    I love this idea! However, I think they are somewhat short in meeting their objective at this point. The curriculium is highly variable. Some parts are very good and some parts are less than seminary or college quality. The whole project suffers, according to appearances, from the malady of many correspondance/DE schools--it was created in a hurry on a shoestring budget.

    It is a great idea to utilize what is already available on the Internet, as they have done, but one must pick and choose with good standards of quality. The problem is that the quality is highly variable. Some of the science and math courses, for example, are less than college-level in rigor or give practically no instruction. They would have done better to use some of the MIT courseware for quality lectures.

    Also, their directed learning activities are poor. To read a book and write summaries for a course is reminiscent of degree mills or less than wonderful schools. There needs to be a variety of learning activities including Q & A, interaction with the instructor, feedback, tests, assigned reading, discussion, interaction with other students, etc. All this can be accomplished within quality DE. There is little or no accountability and testing appears nil.
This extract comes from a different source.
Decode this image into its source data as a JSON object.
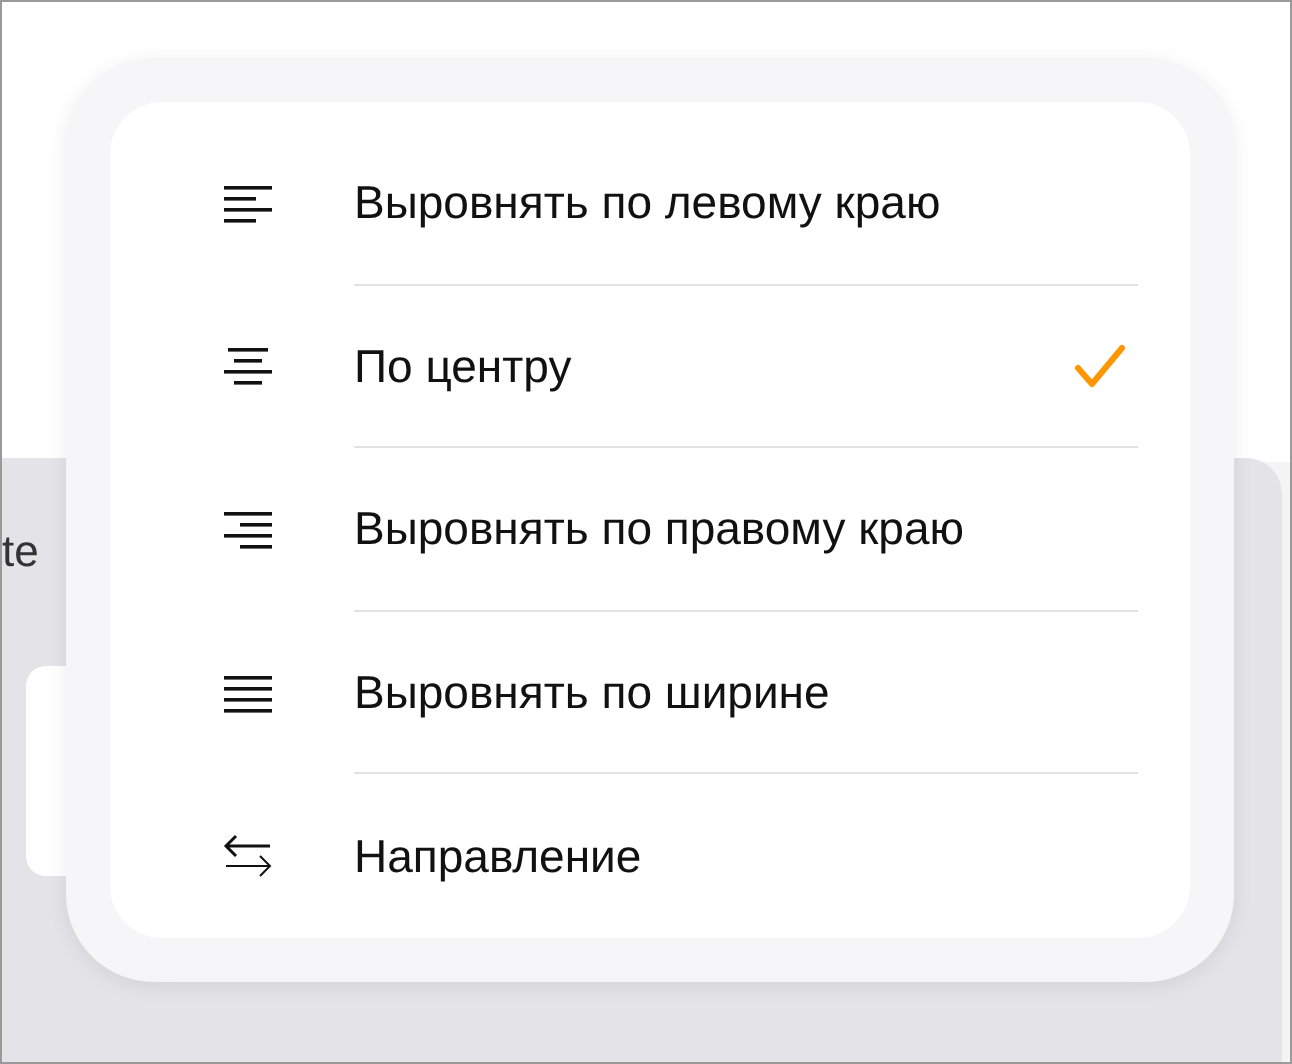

    Also, I am amazed at their doctrinal inconsistency. For a self-professed Calvinistic school with endorsements from Frame and Gentry, I marvel that they use Chuck Missler's lectures for their courses. Chuck is not a Calvinist by any means. He says many things that would be hard for them to swallow. Perhaps they just chose what's available.

    Overall, I think this is a noble idea that has not achieved its goal yet. Perhaps it will become a credible effort with time and hard work.
     
    #6 paidagogos, Dec 31, 2007
    Last edited by a moderator: Dec 31, 2007
  7. rpniman

    rpniman
    Expand Collapse
    New Member

    Joined:
    Dec 11, 2007
    Messages:
    13
    Likes Received:
    0
    Thanks for the feedback about NATS StefanM and Paidagogos.

    When I refer to "primary Baptist beliefs" I'm primarily concerned with the Calvinistic concept of predestination and limited atonement. Wouldn't those two concepts be contradictory to traditional baptist concepts of free will and open salvation?

    Thanks again.
     
  8. larryjf

    larryjf
    Expand Collapse
    New Member

    Joined:
    Sep 14, 2005
    Messages:
    306
    Likes Received:
    0
    I would ask the moderators to excuse my post in the Baptist-only forum.

    I am officially involved with the school discussed in this thread, so if you would like more information please post this in a forum that is not for Baptists only and i would be happy to give info and answer q's.
     

Share This Page

Loading...